Episode 1: Night Zero
SUMMARY: A CDC investigator, Dr. Ephraim Goodweather (Corey Stoll) is called-in to investigate a “dead plane”. When the bodies of the victims start disappearing from the morgue, he beings to suspect something otherworldly and evil is behind the attack.
REVIEW: Right from the start, it's clear that no expense has been spared by FX in bringing Guillermo del Toro's THE STRAIN to TV. The cinematography, the music, the sets, everything is feature film calibre. Del Toro himself directed the pilot, and hopefully the show will stay so consistent, at least on a technical level. So far though, this feels as imaginative and well-conceived as any of del Toro's films (it certainly looks like one of his movies).
It kicks off with a bang, with a air-plane attack that feels like a cool, 21st century riff on the voyage of the Demeter from Bram Stoker's Dracula. The techno-thriller vibe, mixed with the paranormal, WW2 mythology, represented by David Bradley's Professor Abraham Setrakian, makes this feel like CONTAGION meets del Toro's own HELLBOY. As far as TV goes, it doesn't get more high concept than this, and FX – after FARGO and THE AMERICANS – continues to prove themselves as a really cutting edge channel.
The book series runs for three volumes, and this seems like it's going to take the GAME OF THRONES path in that they'll likely get through a book a season suggesting that if the ratings are good, we're in for an epic three years. While it's obviously too early to judge a show based only on the pilot, from the first frame this was an especially exciting ninety minutes. The mythology is clearly well thought-out, and hopefully del Toro, Hogan, and showrunner Carlton Cuse get to follow-through on the full potential of the series.
Certainly, the cast (that's been revealed so far) is terrific. Corey Stoll, as a fast-talking CDC hothot doctor, seems ideally cast. Stoll's proved himself in stuff like MIDNIGHT IN PARIS and HOUSE OF CARDS, so there's little doubt they've got themselves a dynamic lead. While the first scene in therapy with his estranged wife is a little cliché, Stoll seems excellent in the part even if his wig feels a little dopey (and clearly wig-like). Maybe as he ages over the seasons they'll ditch it. That's a pretty minor qualm though.
Another awesome idea is casting Brit David Bradley as Setrakian. Bradley's been amazing on UK shows like BROADCHURCH and the DR. WHO docudrama AN ADVENTURE IN SPACE AND TIME, so he seems like a pretty intriguing choice for a part that's already starting to steal scenes. His early disarming of VERONICA MARS' Francis Capra is both badass and clever. Clearly he's going to be great. Sean Astin doesn't get a chance to do much yet, but his final scene is pretty intriguing, with him being responsible for all the chaos that's to follow.

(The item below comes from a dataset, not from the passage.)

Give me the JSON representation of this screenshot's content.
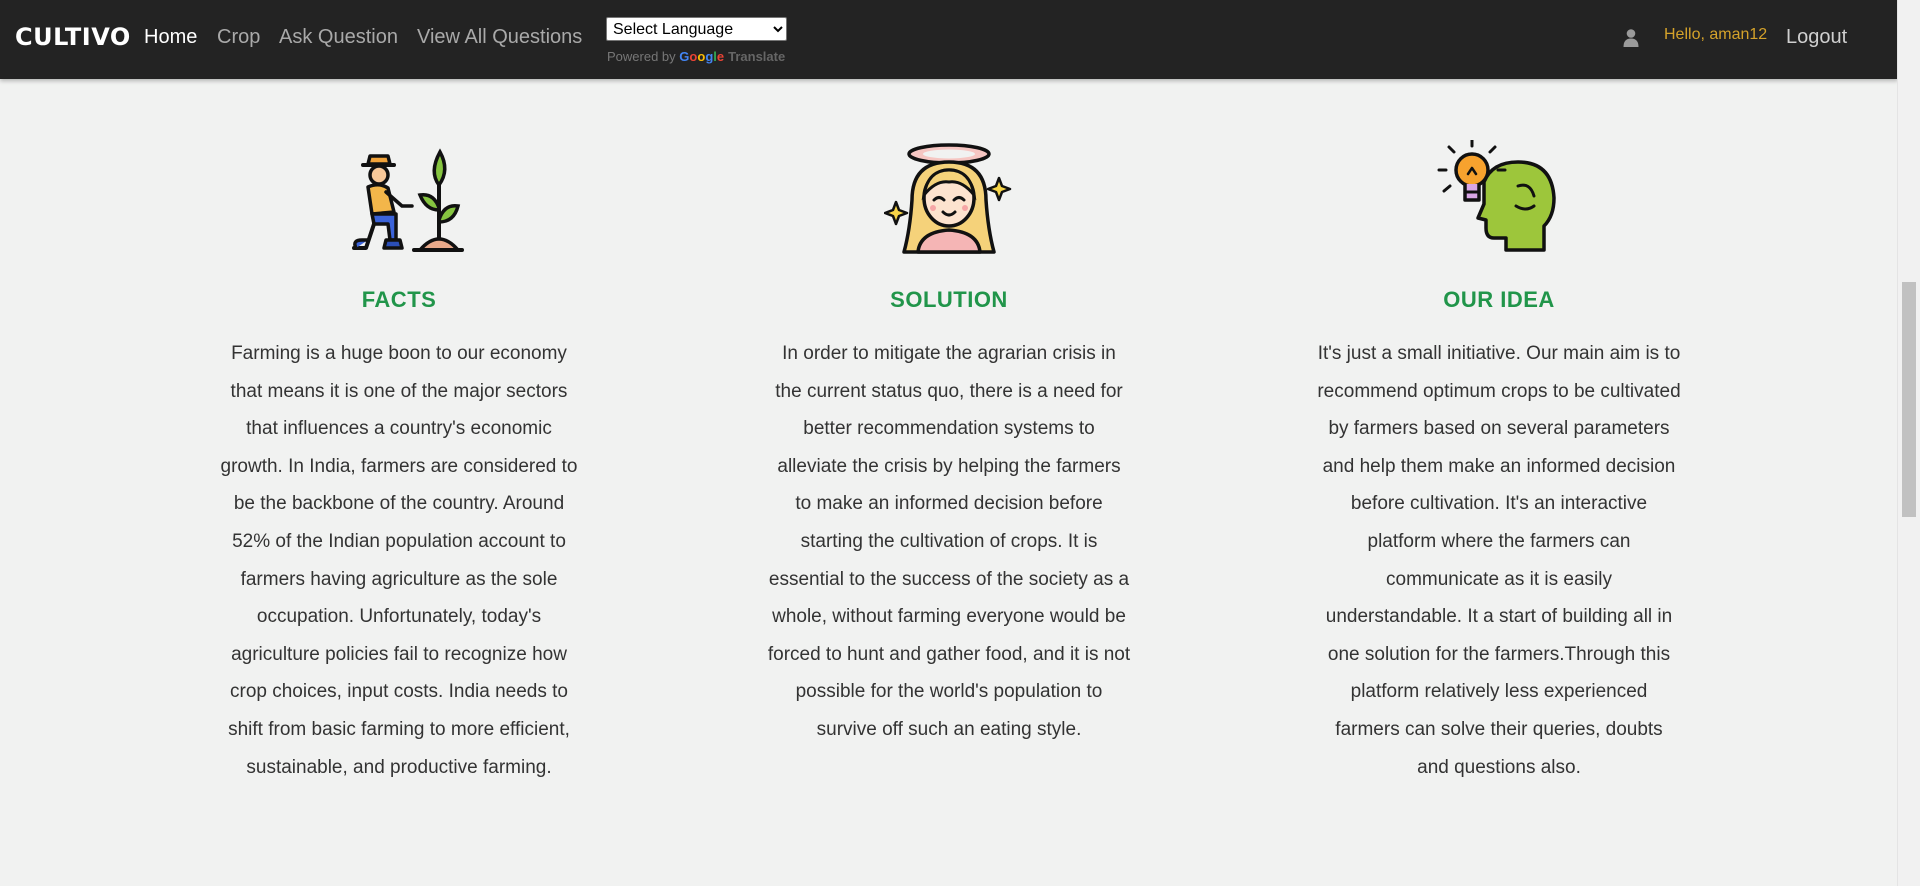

The CGI and creature design are clearly up to del Toro's usual standards. The first attack – where WISHMASTER's Andrew Divoff loses his head (literally) is spooky, and clearly FX isn't skimping on the gore. Putting THE STRAIN on Sunday, a night that's famously kind to genre fare like GAME OF THRONES and THE WALKING DEAD, seems like a canny choice – especially with both of those shows on hiatus.
Obviously, this is a pretty rad start to what looks to be an exciting new series with crazy potential. I can't wait to see how this is going to develop. While genre isn't being done especially well in movies these days, on TV it's in the middle of a renaissance. The gap between movies and TV is getting smaller and smaller, and this is another show that's narrowing that gap considerably. The lab attack with Neil Diamond's “Sweet Caroline” playing on the soundtrack is as cool as anything I've seen on the big screen this summer. Heck, maybe it's better. I can't wait for episode two.